**Data to examine:**
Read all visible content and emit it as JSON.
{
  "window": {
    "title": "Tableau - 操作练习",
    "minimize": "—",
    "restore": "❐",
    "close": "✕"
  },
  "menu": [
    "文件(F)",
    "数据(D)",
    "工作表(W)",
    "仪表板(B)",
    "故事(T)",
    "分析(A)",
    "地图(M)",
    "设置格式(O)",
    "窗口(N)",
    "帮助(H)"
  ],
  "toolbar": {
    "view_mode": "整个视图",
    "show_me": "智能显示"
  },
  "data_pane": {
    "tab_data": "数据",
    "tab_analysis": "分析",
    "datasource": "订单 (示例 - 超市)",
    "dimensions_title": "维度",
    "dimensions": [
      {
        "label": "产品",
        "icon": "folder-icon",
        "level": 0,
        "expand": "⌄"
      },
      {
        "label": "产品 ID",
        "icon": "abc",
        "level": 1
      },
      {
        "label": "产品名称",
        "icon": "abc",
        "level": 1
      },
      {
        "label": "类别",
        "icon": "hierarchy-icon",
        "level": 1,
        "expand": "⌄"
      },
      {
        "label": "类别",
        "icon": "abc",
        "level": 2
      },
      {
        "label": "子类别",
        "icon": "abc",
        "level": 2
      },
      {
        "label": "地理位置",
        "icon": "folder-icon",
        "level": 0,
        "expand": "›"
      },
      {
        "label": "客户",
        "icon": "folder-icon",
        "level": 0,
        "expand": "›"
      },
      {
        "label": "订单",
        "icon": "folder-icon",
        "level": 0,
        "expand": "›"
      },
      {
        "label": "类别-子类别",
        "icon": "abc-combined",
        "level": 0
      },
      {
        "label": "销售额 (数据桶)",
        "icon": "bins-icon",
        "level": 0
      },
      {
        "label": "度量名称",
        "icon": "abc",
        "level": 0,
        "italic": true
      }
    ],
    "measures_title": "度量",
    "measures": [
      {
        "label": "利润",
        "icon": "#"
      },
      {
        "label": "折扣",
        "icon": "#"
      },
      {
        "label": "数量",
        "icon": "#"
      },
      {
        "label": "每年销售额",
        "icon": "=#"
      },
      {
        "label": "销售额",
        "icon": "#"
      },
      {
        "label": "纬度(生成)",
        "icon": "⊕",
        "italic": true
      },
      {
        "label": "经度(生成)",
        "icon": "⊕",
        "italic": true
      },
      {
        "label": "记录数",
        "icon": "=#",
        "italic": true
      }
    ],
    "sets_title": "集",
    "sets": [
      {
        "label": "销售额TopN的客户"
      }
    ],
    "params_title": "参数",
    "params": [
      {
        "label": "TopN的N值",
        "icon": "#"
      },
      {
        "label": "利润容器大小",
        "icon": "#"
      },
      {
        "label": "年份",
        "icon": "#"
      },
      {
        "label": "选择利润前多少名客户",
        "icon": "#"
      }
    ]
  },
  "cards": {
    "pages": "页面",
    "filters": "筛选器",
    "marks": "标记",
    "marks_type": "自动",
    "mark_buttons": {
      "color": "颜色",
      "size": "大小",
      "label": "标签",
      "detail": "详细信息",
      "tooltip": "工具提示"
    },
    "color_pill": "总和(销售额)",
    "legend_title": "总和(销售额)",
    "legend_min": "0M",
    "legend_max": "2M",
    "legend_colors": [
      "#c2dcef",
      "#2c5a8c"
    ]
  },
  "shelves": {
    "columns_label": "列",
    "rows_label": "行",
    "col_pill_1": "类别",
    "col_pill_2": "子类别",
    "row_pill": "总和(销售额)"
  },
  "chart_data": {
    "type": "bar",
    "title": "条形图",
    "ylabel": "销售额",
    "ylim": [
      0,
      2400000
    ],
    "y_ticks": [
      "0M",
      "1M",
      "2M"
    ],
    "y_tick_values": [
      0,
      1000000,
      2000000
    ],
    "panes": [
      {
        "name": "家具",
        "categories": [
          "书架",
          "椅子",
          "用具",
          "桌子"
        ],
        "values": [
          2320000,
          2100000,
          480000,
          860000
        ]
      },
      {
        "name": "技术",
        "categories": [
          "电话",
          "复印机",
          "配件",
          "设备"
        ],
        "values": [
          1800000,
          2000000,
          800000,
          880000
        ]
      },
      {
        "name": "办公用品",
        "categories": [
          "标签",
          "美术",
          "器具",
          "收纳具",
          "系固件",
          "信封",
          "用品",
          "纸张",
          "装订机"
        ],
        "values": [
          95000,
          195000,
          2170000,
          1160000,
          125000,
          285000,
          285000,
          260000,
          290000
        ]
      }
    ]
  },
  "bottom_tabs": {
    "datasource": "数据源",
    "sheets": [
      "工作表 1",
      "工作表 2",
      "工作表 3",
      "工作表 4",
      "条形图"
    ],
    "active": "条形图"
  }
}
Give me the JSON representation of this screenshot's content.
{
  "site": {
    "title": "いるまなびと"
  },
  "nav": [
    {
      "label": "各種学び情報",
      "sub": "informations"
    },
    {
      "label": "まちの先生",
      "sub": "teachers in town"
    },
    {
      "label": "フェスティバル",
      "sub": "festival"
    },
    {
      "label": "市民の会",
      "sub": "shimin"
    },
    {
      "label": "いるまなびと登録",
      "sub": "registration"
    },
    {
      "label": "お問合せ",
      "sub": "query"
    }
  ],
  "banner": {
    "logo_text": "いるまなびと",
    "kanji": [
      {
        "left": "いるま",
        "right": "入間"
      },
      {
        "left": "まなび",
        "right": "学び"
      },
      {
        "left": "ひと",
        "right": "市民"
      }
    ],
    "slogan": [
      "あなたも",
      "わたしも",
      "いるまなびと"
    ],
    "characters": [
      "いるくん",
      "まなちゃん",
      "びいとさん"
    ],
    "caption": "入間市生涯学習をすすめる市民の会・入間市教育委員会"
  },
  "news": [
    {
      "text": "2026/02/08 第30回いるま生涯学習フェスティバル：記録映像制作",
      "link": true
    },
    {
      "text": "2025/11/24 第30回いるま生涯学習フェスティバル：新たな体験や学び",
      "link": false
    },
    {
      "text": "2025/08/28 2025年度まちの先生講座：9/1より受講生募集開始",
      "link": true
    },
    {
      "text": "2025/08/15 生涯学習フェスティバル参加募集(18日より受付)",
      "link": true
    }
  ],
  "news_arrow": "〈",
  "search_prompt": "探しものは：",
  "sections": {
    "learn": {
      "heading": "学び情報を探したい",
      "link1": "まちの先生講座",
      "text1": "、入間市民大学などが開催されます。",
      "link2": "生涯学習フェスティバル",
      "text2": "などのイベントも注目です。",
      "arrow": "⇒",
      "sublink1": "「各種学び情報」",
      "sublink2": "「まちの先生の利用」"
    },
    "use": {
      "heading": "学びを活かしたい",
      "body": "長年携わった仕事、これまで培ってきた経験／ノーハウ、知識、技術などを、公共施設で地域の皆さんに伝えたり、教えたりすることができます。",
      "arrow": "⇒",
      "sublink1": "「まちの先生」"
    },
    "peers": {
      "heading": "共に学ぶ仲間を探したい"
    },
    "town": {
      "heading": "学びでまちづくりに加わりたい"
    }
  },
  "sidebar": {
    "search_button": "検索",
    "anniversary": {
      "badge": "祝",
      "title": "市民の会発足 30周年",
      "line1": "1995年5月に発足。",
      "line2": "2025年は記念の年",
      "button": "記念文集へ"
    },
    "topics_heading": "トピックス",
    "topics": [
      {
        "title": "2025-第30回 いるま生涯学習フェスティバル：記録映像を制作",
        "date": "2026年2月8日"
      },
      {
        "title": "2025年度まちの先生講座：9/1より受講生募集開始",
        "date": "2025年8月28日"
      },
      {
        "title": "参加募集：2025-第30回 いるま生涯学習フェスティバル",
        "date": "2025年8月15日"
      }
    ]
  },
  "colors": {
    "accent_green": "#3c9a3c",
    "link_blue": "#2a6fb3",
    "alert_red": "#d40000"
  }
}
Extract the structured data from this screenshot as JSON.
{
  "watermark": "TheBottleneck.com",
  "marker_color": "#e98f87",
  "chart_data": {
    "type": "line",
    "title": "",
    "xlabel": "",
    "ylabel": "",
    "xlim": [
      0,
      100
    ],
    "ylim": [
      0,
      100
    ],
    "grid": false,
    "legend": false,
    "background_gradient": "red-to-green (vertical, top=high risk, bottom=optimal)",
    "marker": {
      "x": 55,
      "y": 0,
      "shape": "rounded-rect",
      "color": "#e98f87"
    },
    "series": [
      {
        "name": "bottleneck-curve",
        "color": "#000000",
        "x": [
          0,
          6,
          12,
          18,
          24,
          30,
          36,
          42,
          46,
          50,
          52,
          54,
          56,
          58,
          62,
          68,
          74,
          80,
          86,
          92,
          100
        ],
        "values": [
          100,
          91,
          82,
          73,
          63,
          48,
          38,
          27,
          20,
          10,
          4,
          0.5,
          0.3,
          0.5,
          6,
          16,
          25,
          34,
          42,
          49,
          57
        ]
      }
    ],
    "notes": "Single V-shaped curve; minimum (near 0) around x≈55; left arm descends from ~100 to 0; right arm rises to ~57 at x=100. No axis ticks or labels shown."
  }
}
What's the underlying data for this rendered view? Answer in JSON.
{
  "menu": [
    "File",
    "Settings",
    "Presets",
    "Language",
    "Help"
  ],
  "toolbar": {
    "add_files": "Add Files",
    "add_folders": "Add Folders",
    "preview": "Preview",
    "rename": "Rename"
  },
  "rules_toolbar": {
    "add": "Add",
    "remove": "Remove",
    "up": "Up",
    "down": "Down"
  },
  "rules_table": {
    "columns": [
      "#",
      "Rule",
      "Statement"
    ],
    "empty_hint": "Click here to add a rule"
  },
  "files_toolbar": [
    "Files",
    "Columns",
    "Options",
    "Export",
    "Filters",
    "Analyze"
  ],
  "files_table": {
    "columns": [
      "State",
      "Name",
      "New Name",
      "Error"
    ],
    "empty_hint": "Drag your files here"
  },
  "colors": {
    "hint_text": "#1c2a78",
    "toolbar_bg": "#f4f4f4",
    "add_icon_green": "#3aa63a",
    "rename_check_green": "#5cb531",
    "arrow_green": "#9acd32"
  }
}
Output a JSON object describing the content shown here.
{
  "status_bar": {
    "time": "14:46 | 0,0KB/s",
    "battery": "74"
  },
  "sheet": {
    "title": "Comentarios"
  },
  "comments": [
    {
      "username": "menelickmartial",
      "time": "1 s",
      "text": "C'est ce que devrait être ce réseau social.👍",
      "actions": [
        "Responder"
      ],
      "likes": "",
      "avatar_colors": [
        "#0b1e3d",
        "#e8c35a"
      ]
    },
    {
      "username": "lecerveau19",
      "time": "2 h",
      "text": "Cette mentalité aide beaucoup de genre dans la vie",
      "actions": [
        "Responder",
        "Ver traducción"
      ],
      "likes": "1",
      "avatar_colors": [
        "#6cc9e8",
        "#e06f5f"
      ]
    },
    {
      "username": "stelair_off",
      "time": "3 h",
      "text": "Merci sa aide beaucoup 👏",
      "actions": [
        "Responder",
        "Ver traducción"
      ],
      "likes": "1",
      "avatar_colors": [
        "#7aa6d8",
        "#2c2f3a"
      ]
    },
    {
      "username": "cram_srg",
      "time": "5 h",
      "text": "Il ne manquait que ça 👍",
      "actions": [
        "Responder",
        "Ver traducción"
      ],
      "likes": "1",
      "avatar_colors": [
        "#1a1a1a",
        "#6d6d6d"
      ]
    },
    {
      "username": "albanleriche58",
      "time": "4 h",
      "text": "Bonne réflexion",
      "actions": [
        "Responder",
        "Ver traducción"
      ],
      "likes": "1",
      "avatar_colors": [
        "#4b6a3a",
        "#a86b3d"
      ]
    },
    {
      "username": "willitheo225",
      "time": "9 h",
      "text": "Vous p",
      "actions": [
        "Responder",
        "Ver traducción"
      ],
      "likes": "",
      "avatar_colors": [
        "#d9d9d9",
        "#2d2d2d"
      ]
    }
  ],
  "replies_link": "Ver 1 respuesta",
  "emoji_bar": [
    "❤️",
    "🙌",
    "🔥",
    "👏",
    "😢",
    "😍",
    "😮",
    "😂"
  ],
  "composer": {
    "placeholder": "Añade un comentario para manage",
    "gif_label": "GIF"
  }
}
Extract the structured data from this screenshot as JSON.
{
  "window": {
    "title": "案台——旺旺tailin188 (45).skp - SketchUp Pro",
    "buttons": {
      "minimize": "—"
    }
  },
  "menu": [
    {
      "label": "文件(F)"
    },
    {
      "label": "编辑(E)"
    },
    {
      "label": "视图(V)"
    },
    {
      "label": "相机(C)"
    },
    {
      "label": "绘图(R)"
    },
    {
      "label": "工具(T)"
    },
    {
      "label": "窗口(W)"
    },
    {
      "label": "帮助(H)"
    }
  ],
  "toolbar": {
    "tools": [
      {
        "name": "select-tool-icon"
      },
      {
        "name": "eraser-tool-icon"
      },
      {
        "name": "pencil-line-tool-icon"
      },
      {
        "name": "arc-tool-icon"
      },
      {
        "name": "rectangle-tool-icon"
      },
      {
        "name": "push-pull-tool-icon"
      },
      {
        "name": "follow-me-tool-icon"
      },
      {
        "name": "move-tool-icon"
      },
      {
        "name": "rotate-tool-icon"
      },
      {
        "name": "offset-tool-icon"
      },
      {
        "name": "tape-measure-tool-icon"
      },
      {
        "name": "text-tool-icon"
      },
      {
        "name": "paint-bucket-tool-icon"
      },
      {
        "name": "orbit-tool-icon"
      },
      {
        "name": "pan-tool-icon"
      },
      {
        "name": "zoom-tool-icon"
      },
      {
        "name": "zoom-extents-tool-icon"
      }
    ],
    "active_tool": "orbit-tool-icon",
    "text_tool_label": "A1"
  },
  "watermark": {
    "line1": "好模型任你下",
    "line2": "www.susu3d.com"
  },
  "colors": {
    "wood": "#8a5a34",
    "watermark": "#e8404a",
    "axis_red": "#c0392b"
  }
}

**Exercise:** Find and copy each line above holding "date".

**Response to this task:**
        "date": "2026年2月8日"
        "date": "2025年8月28日"
        "date": "2025年8月15日"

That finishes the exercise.